By C.N. Staff Writer
Considered a pioneer during the civil rights era, the legacy of Rosa Parks continues to live on. On February 27, 2013 a bronze statue of her was unveiled in the Capitol’s Statuary Hall. Parks becomes the first African-American woman to be honored with a full body statue in the hall, which also holds statues of past presidents, congressional leaders and military leaders.
On December 1, 1955 Parks refused to give up her seat to a white man on a Montgomery, Alabama bus, igniting the massive bus boycotts in demand of equal treatment for blacks riding the transit system. President Barack Obama said that, “singular act of disobedience launched a movement.” A host of congressional and senate leaders including House Speaker John Boehner (R-Ohio), Senate Majority Leader Harry Reid (D-NV), Senate Minority Leader Mitch McConnell (R-KY), and House Minority Leader Nancy Pelosi (D-CA) joined the president.
Fifty-eight years after she refused to give up her seat she is honored with more than 50 of her family members in attendance. The statue shows her sitting with her arms folded, reminiscent of her arrest back in 1955. Thereafter she became a prominent symbol of what Dr. Martin Luther King, Jr. stood for, non-violence action against inequality.
Congressman James Clyburn (D-S.C.) attended the ceremony and spoke about Parks’ legacy. “To honor Rosa Parks in the fullest manner, each of us must do our part to protect that which has been gained, defend the great documents upon which those gains were obtained and continue our pursuit of a more perfect union.”
The National Statuary Hall Collection consists of two sculptures gifted from each of the 50 states.
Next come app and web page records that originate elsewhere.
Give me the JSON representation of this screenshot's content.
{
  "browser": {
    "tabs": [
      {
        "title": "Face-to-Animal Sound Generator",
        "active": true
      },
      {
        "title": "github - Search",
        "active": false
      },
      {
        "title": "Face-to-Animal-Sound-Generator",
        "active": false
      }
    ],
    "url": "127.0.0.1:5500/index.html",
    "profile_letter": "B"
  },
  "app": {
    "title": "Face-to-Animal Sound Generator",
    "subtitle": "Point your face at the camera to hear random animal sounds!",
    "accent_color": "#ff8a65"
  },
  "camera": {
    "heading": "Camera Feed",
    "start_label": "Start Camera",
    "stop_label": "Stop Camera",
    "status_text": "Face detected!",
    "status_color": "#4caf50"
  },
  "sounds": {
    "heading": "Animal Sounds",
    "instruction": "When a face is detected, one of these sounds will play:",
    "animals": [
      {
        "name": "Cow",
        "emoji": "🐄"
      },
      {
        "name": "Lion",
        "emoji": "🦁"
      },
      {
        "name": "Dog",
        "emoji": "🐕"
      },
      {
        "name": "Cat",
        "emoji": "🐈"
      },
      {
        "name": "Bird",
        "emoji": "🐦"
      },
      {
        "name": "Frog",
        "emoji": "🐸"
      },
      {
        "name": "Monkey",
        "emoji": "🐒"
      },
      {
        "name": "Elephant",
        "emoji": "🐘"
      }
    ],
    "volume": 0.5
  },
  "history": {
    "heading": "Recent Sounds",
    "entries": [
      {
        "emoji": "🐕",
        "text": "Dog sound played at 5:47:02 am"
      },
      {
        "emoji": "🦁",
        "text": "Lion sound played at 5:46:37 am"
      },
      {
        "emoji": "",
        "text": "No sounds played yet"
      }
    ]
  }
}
They honor distinguished people throughout U.S. history, including several presidents. Parks’ statue was authorized by a special act of Congress that was introduced two days after her death in 2005.
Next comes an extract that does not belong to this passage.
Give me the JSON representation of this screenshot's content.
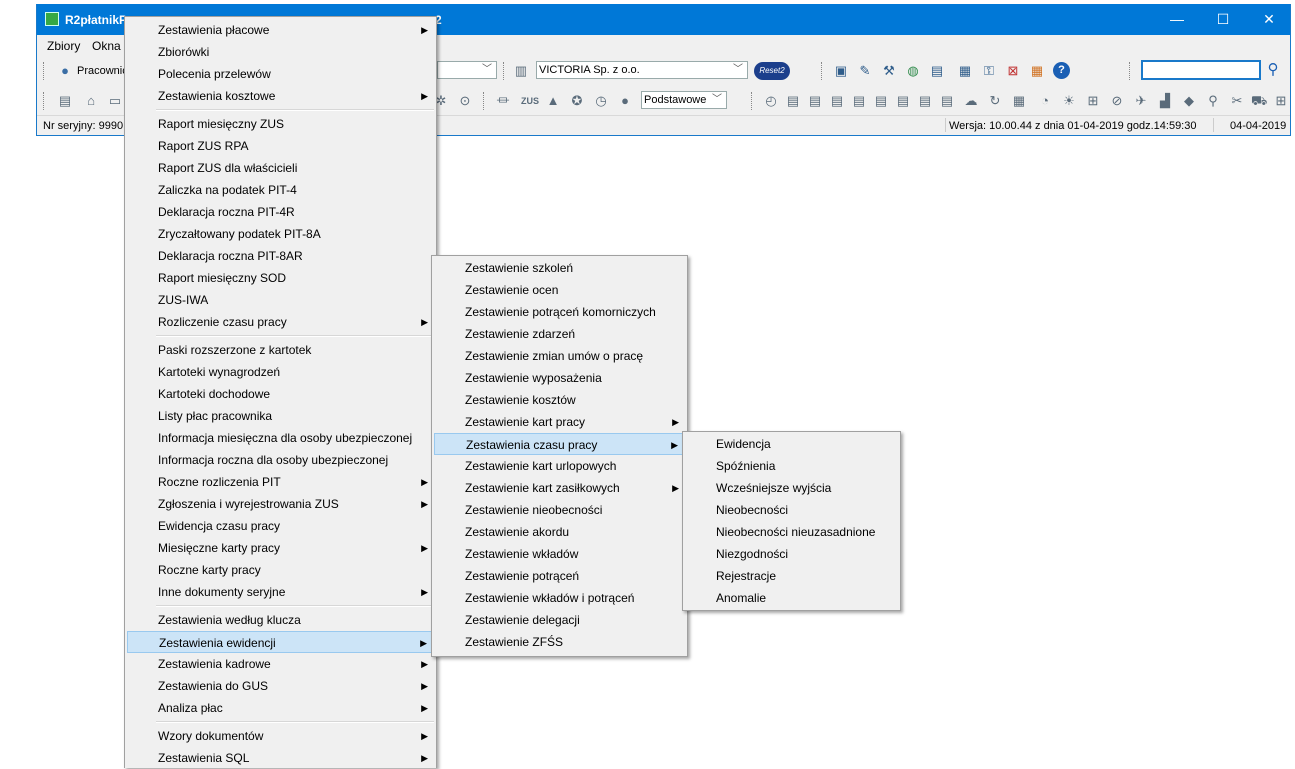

Parks died Oct. 24, 2005, at age 92. The U.S. Postal Service issued a stamp in her honor on Feb. 4, which would have been her 100th birthday.